Boating, on the other hand, doesn’t rank very high on the list of dangerous activities. Yet during the last month, two boating crashes have resulted in deaths.
Two weeks ago, five people died when their 38-foot vessel was hit by two waves near the Farallon Islands. And now, in a Saturday boat race leaving from Newport Beach, four crew members are believed to be dead after their boat disappeared, likely after a collision with larger ship. Three of the bodies were discovered Saturday afternoon among debris near the Coronado Islands.
But consider how rare this is: in 2010, only six accidents of recreational boaters were reported by the Coast Guard in the Pacific Ocean. Of those six crashes, only one person died. Sailboats, similarly, accounted for only two deaths that year.
Compare that to nearly 32,788 people who died in traffic fatalities that year — the lowest figure since 1949 — and you’ll see why you’re mathematically safer on water than you are on asphalt.
The Coast Guard says that when boating accidents do occur, it’s often because boaters lack proper skills, drink alcohol, head into dangerous waters or don’t pay attention.
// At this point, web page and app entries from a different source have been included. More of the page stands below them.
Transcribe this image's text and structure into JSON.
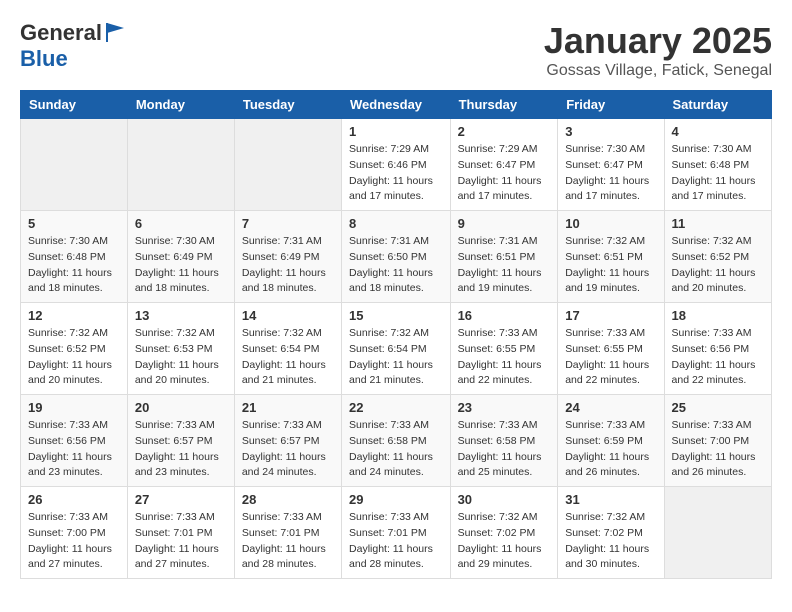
{
  "header": {
    "logo_general": "General",
    "logo_blue": "Blue",
    "month_title": "January 2025",
    "subtitle": "Gossas Village, Fatick, Senegal"
  },
  "weekdays": [
    "Sunday",
    "Monday",
    "Tuesday",
    "Wednesday",
    "Thursday",
    "Friday",
    "Saturday"
  ],
  "weeks": [
    [
      null,
      null,
      null,
      {
        "day": 1,
        "sunrise": "7:29 AM",
        "sunset": "6:46 PM",
        "daylight": "11 hours and 17 minutes."
      },
      {
        "day": 2,
        "sunrise": "7:29 AM",
        "sunset": "6:47 PM",
        "daylight": "11 hours and 17 minutes."
      },
      {
        "day": 3,
        "sunrise": "7:30 AM",
        "sunset": "6:47 PM",
        "daylight": "11 hours and 17 minutes."
      },
      {
        "day": 4,
        "sunrise": "7:30 AM",
        "sunset": "6:48 PM",
        "daylight": "11 hours and 17 minutes."
      }
    ],
    [
      {
        "day": 5,
        "sunrise": "7:30 AM",
        "sunset": "6:48 PM",
        "daylight": "11 hours and 18 minutes."
      },
      {
        "day": 6,
        "sunrise": "7:30 AM",
        "sunset": "6:49 PM",
        "daylight": "11 hours and 18 minutes."
      },
      {
        "day": 7,
        "sunrise": "7:31 AM",
        "sunset": "6:49 PM",
        "daylight": "11 hours and 18 minutes."
      },
      {
        "day": 8,
        "sunrise": "7:31 AM",
        "sunset": "6:50 PM",
        "daylight": "11 hours and 18 minutes."
      },
      {
        "day": 9,
        "sunrise": "7:31 AM",
        "sunset": "6:51 PM",
        "daylight": "11 hours and 19 minutes."
      },
      {
        "day": 10,
        "sunrise": "7:32 AM",
        "sunset": "6:51 PM",
        "daylight": "11 hours and 19 minutes."
      },
      {
        "day": 11,
        "sunrise": "7:32 AM",
        "sunset": "6:52 PM",
        "daylight": "11 hours and 20 minutes."
      }
    ],
    [
      {
        "day": 12,
        "sunrise": "7:32 AM",
        "sunset": "6:52 PM",
        "daylight": "11 hours and 20 minutes."
      },
      {
        "day": 13,
        "sunrise": "7:32 AM",
        "sunset": "6:53 PM",
        "daylight": "11 hours and 20 minutes."
      },
      {
        "day": 14,
        "sunrise": "7:32 AM",
        "sunset": "6:54 PM",
        "daylight": "11 hours and 21 minutes."
      },
      {
        "day": 15,
        "sunrise": "7:32 AM",
        "sunset": "6:54 PM",
        "daylight": "11 hours and 21 minutes."
      },
      {
        "day": 16,
        "sunrise": "7:33 AM",
        "sunset": "6:55 PM",
        "daylight": "11 hours and 22 minutes."
      },
      {
        "day": 17,
        "sunrise": "7:33 AM",
        "sunset": "6:55 PM",
        "daylight": "11 hours and 22 minutes."
      },
      {
        "day": 18,
        "sunrise": "7:33 AM",
        "sunset": "6:56 PM",
        "daylight": "11 hours and 22 minutes."
      }
    ],
    [
      {
        "day": 19,
        "sunrise": "7:33 AM",
        "sunset": "6:56 PM",
        "daylight": "11 hours and 23 minutes."
      },
      {
        "day": 20,
        "sunrise": "7:33 AM",
        "sunset": "6:57 PM",
        "daylight": "11 hours and 23 minutes."
      },
      {
        "day": 21,
        "sunrise": "7:33 AM",
        "sunset": "6:57 PM",
        "daylight": "11 hours and 24 minutes."
      },
      {
        "day": 22,
        "sunrise": "7:33 AM",
        "sunset": "6:58 PM",
        "daylight": "11 hours and 24 minutes."
      },
      {
        "day": 23,
        "sunrise": "7:33 AM",
        "sunset": "6:58 PM",
        "daylight": "11 hours and 25 minutes."
      },
      {
        "day": 24,
        "sunrise": "7:33 AM",
        "sunset": "6:59 PM",
        "daylight": "11 hours and 26 minutes."
      },
      {
        "day": 25,
        "sunrise": "7:33 AM",
        "sunset": "7:00 PM",
        "daylight": "11 hours and 26 minutes."
      }
    ],
    [
      {
        "day": 26,
        "sunrise": "7:33 AM",
        "sunset": "7:00 PM",
        "daylight": "11 hours and 27 minutes."
      },
      {
        "day": 27,
        "sunrise": "7:33 AM",
        "sunset": "7:01 PM",
        "daylight": "11 hours and 27 minutes."
      },
      {
        "day": 28,
        "sunrise": "7:33 AM",
        "sunset": "7:01 PM",
        "daylight": "11 hours and 28 minutes."
      },
      {
        "day": 29,
        "sunrise": "7:33 AM",
        "sunset": "7:01 PM",
        "daylight": "11 hours and 28 minutes."
      },
      {
        "day": 30,
        "sunrise": "7:32 AM",
        "sunset": "7:02 PM",
        "daylight": "11 hours and 29 minutes."
      },
      {
        "day": 31,
        "sunrise": "7:32 AM",
        "sunset": "7:02 PM",
        "daylight": "11 hours and 30 minutes."
      },
      null
    ]
  ],
  "labels": {
    "sunrise": "Sunrise:",
    "sunset": "Sunset:",
    "daylight": "Daylight hours"
  }
}
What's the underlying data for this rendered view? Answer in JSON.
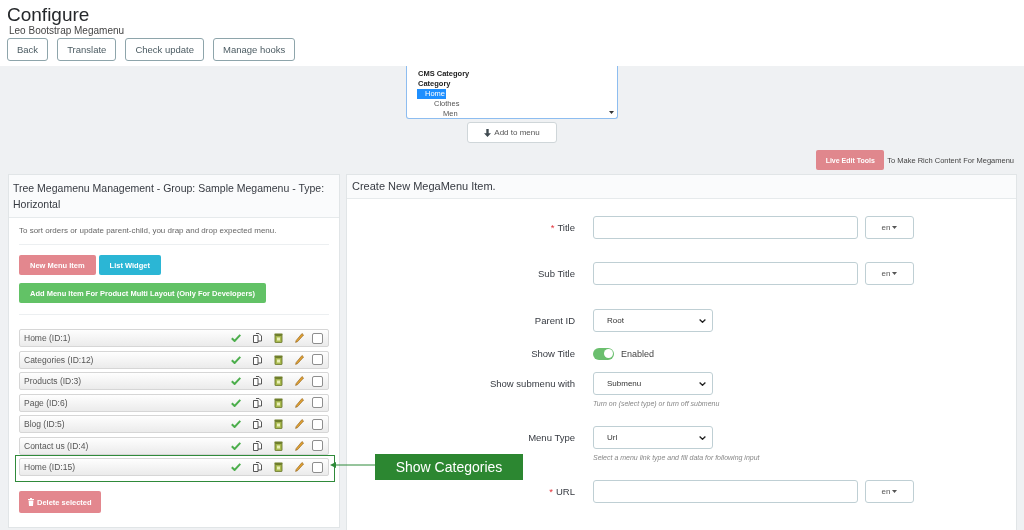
{
  "header": {
    "title": "Configure",
    "subtitle": "Leo Bootstrap Megamenu",
    "buttons": [
      "Back",
      "Translate",
      "Check update",
      "Manage hooks"
    ]
  },
  "picker": {
    "options": [
      {
        "kind": "group",
        "label": "CMS Category"
      },
      {
        "kind": "group",
        "label": "Category",
        "children": [
          {
            "kind": "option",
            "label": "Home",
            "selected": true,
            "children": [
              {
                "kind": "option",
                "label": "Clothes",
                "selected": false,
                "children": [
                  {
                    "kind": "option",
                    "label": "Men",
                    "selected": false
                  }
                ]
              }
            ]
          }
        ]
      }
    ],
    "add_button": "Add to menu"
  },
  "live_edit": {
    "button": "Live Edit Tools",
    "note": "To Make Rich Content For Megamenu"
  },
  "tree_panel": {
    "title": "Tree Megamenu Management - Group: Sample Megamenu - Type: Horizontal",
    "description": "To sort orders or update parent-child, you drap and drop expected menu.",
    "buttons": [
      {
        "label": "New Menu Item",
        "kind": "danger"
      },
      {
        "label": "List Widget",
        "kind": "info"
      },
      {
        "label": "Add Menu Item For Product Multi Layout (Only For Developers)",
        "kind": "success"
      }
    ],
    "items": [
      {
        "label": "Home (ID:1)",
        "active": true,
        "checked": false
      },
      {
        "label": "Categories (ID:12)",
        "active": true,
        "checked": false
      },
      {
        "label": "Products (ID:3)",
        "active": true,
        "checked": false
      },
      {
        "label": "Page (ID:6)",
        "active": true,
        "checked": false
      },
      {
        "label": "Blog (ID:5)",
        "active": true,
        "checked": false
      },
      {
        "label": "Contact us (ID:4)",
        "active": true,
        "checked": false
      },
      {
        "label": "Home (ID:15)",
        "active": true,
        "checked": false,
        "callout": "Show Categories"
      }
    ],
    "delete_button": "Delete selected"
  },
  "form_panel": {
    "title": "Create New MegaMenu Item.",
    "fields": [
      {
        "kind": "text",
        "required_mark": "*",
        "label": "Title",
        "lang": "en"
      },
      {
        "kind": "text",
        "label": "Sub Title",
        "lang": "en"
      },
      {
        "kind": "select",
        "label": "Parent ID",
        "value": "Root"
      },
      {
        "kind": "switch",
        "label": "Show Title",
        "on": true,
        "state_label": "Enabled"
      },
      {
        "kind": "select",
        "label": "Show submenu with",
        "value": "Submenu",
        "help": "Turn on (select type) or turn off submenu"
      },
      {
        "kind": "select",
        "label": "Menu Type",
        "value": "Url",
        "help": "Select a menu link type and fill data for following input"
      },
      {
        "kind": "text",
        "required_mark": "*",
        "label": "URL",
        "lang": "en"
      }
    ]
  }
}
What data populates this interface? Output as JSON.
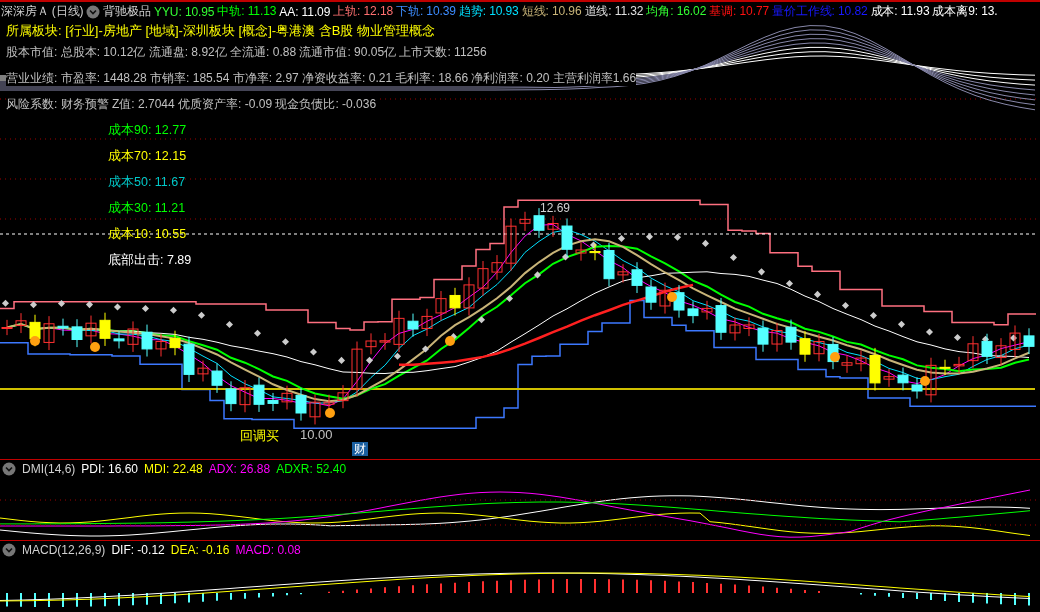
{
  "header": {
    "stock": "深深房Ａ (日线)",
    "formula": "背驰极品",
    "indicators": [
      {
        "label": "YYU: 10.95",
        "color": "#33ff33"
      },
      {
        "label": "中轨: 11.13",
        "color": "#00ff00"
      },
      {
        "label": "AA: 11.09",
        "color": "#ffffff"
      },
      {
        "label": "上轨: 12.18",
        "color": "#ff7070"
      },
      {
        "label": "下轨: 10.39",
        "color": "#3c8cff"
      },
      {
        "label": "趋势: 10.93",
        "color": "#00e0ff"
      },
      {
        "label": "短线: 10.96",
        "color": "#c8b478"
      },
      {
        "label": "道线: 11.32",
        "color": "#e0e0e0"
      },
      {
        "label": "均角: 16.02",
        "color": "#33ff33"
      },
      {
        "label": "基调: 10.77",
        "color": "#ff1010"
      },
      {
        "label": "量价工作线: 10.82",
        "color": "#1818ff"
      },
      {
        "label": "成本: 11.93",
        "color": "#ffffff"
      },
      {
        "label": "成本离9: 13.",
        "color": "#ffffff"
      }
    ]
  },
  "sector": "所属板块: [行业]-房地产 [地域]-深圳板块 [概念]-粤港澳 含B股 物业管理概念",
  "info_lines": [
    "股本市值: 总股本: 10.12亿 流通盘: 8.92亿 全流通: 0.88 流通市值: 90.05亿 上市天数: 11256",
    "营业业绩: 市盈率: 1448.28 市销率: 185.54 市净率: 2.97 净资收益率: 0.21 毛利率: 18.66 净利润率: 0.20 主营利润率1.66",
    "风险系数: 财务预警 Z值: 2.7044 优质资产率: -0.09 现金负债比: -0.036"
  ],
  "cost_labels": [
    {
      "label": "成本90: 12.77",
      "color": "#00ff00"
    },
    {
      "label": "成本70: 12.15",
      "color": "#ffff00"
    },
    {
      "label": "成本50: 11.67",
      "color": "#00c8c8"
    },
    {
      "label": "成本30: 11.21",
      "color": "#00ff00"
    },
    {
      "label": "成本10: 10.55",
      "color": "#ffff00"
    },
    {
      "label": "底部出击: 7.89",
      "color": "#ffffff"
    }
  ],
  "annotations": {
    "high": "12.69",
    "low": "10.00",
    "buy_signal": "回调买",
    "badge": "财"
  },
  "panels": [
    {
      "title": "DMI(14,6)",
      "kind": "dmi",
      "values": [
        {
          "label": "PDI: 16.60",
          "color": "#ffffff"
        },
        {
          "label": "MDI: 22.48",
          "color": "#ffff00"
        },
        {
          "label": "ADX: 26.88",
          "color": "#ff00ff"
        },
        {
          "label": "ADXR: 52.40",
          "color": "#00ff00"
        }
      ]
    },
    {
      "title": "MACD(12,26,9)",
      "kind": "macd",
      "values": [
        {
          "label": "DIF: -0.12",
          "color": "#ffffff"
        },
        {
          "label": "DEA: -0.16",
          "color": "#ffff00"
        },
        {
          "label": "MACD: 0.08",
          "color": "#ff00ff"
        }
      ]
    }
  ]
}
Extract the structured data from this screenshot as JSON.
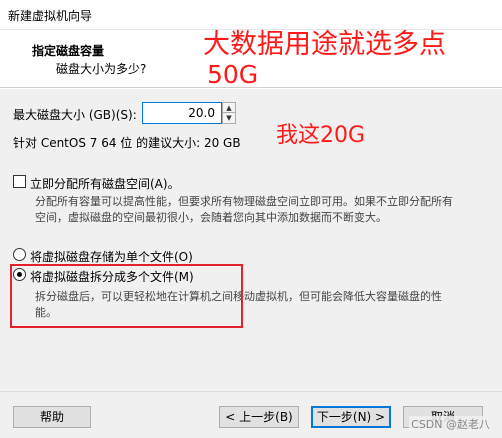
{
  "window": {
    "title": "新建虚拟机向导"
  },
  "header": {
    "title": "指定磁盘容量",
    "subtitle": "磁盘大小为多少?"
  },
  "annotations": {
    "line1": "大数据用途就选多点",
    "line2": "50G",
    "line3": "我这20G"
  },
  "disk": {
    "max_size_label": "最大磁盘大小 (GB)(S):",
    "max_size_value": "20.0",
    "recommend_text": "针对 CentOS 7 64 位 的建议大小: 20 GB"
  },
  "allocate": {
    "label": "立即分配所有磁盘空间(A)。",
    "checked": false,
    "desc_line1": "分配所有容量可以提高性能，但要求所有物理磁盘空间立即可用。如果不立即分配所有",
    "desc_line2": "空间，虚拟磁盘的空间最初很小，会随着您向其中添加数据而不断变大。"
  },
  "options": [
    {
      "label": "将虚拟磁盘存储为单个文件(O)",
      "selected": false
    },
    {
      "label": "将虚拟磁盘拆分成多个文件(M)",
      "selected": true,
      "desc_line1": "拆分磁盘后，可以更轻松地在计算机之间移动虚拟机，但可能会降低大容量磁盘的性",
      "desc_line2": "能。"
    }
  ],
  "footer": {
    "help": "帮助",
    "back": "< 上一步(B)",
    "next": "下一步(N) >",
    "cancel": "取消"
  },
  "watermark": "CSDN @赵老八"
}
That sounds a lot like people who drive — except on the road, there are far more drunken or distracted idiots to worry about.
I’ll take my chances with a boat.